DG: The most and least desirable detail of the Carter administration are the same. They show up each day ready to work on their agenda. The problem is their agenda is not working for the citizens. Their agenda has resulted in increased crime and increased taxes while decreasing affordable housing, business opportunities, and public safety.
Has the newly organized trash system in Saint Paul been successful and if not, how would you change it?
CJ: I walked into my homeowner’s association office last year to share concerns about our trash system, and by the time I walked out of the office, I was the president of our association. It’s an unusual story, but I share this to say that the trash system is something I’ve been paying attention to as a resident here on the Eastside. It’s a continuing issue in my ward. Just the other day, I witnessed two separate garbage trucks come down the street on a weekday, traveling in two separate directions just to cover one neighborhood. We need more uniformity to get better city services.
PV: The concern is that the current contract is very expensive and there is little choice to residents. In addition, it does not allow residents to share trash bins. For example, if one household cannot fill a trash bin in one week, they should be able to share their bin with the household next to them, which cuts down cost to families. In addition, the city contract should be open to other providers by limiting trash pick-up providers to only a small section of the city per provider, opening the possibility of contracting with other providers. A municipal trash service existed in the past and I’d be happy to explore that with other city councilmembers, but we would need to look at cost and feasibility.
DG: The current trash collection system in the City of St. Paul has not been successful. This is evident by the numerous complaints that are coming from the taxpayers of the city. In order to improve the trash service I will hold the current trash collection company accountable to the taxpayers/customers. Correction action could result in fines to the trash service provider if they are found to be providing inferior service or bringing in another company.
Do you support historic preservation in Saint Paul?
CJ: Saint Paul’s beautiful, historic buildings are what make it the best place to live. There are so many stories to tell here. I would love for us to preserve as much of that history as we can, but I also support revitalization to ensure buildings are safe and inhabitable. Old buildings can be a public health and public safety issue when poorly maintained. I support residents having a say, and I support the city doing all it can to keep buildings up to code, while continuing to preserve the rich history of our city.
PV: Yes I do support historic preservation in Saint Paul. Historic preservation allows us to protect and maintain the cultural heritage of Saint Paul such as historical architecture, art, and significant buildings. Preservation of culture and history leads to a stronger sense of community and belonging. I would however want to explore those histories and ensure that we are not preserving harmful histories that sought to oppress some residents while lifting up and privileging others. I would also want to broaden this work to make room for the ever-diversifying areas of St. Paul such as arts and landmarks in St. Paul that are home to non-white cultures.

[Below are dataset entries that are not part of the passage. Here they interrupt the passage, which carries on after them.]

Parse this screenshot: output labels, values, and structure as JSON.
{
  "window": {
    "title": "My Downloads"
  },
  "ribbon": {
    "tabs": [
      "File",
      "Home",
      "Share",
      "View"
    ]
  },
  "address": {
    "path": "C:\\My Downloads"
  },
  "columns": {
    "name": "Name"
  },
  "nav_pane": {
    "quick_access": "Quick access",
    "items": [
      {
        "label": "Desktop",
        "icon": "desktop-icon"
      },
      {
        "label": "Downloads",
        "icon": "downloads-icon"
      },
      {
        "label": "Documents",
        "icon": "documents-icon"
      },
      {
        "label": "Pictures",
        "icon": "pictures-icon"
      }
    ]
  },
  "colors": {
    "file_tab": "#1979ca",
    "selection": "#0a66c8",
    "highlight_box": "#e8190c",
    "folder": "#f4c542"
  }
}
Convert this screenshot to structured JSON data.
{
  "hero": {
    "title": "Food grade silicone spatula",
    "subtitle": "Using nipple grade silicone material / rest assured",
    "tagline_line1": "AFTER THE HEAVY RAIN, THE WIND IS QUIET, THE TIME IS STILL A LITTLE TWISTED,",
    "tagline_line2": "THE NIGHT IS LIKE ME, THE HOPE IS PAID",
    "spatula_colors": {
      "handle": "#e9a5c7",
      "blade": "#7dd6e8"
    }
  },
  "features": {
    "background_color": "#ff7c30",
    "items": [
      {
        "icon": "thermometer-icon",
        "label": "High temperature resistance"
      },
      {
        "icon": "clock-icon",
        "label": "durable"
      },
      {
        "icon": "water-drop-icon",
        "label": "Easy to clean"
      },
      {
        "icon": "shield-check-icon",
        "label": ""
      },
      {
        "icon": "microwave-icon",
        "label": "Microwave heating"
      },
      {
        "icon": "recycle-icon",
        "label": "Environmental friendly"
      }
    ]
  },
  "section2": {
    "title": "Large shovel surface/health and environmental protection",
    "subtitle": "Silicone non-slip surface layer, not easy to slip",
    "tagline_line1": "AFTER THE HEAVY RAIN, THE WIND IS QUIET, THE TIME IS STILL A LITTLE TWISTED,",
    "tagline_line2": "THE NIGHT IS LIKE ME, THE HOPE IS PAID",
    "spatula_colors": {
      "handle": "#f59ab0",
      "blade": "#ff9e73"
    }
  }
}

DG: I do support historic preservation in St. Paul with the understanding that each project must be examined closely to weigh the benefits versus the cost. I would certainly review the checks and balances to insure the amount of money being spent on a preservation project is worthwhile. It has been my experience that people, particularly career politicians, are willing to spend taxpayer money much more freely than they would their own money.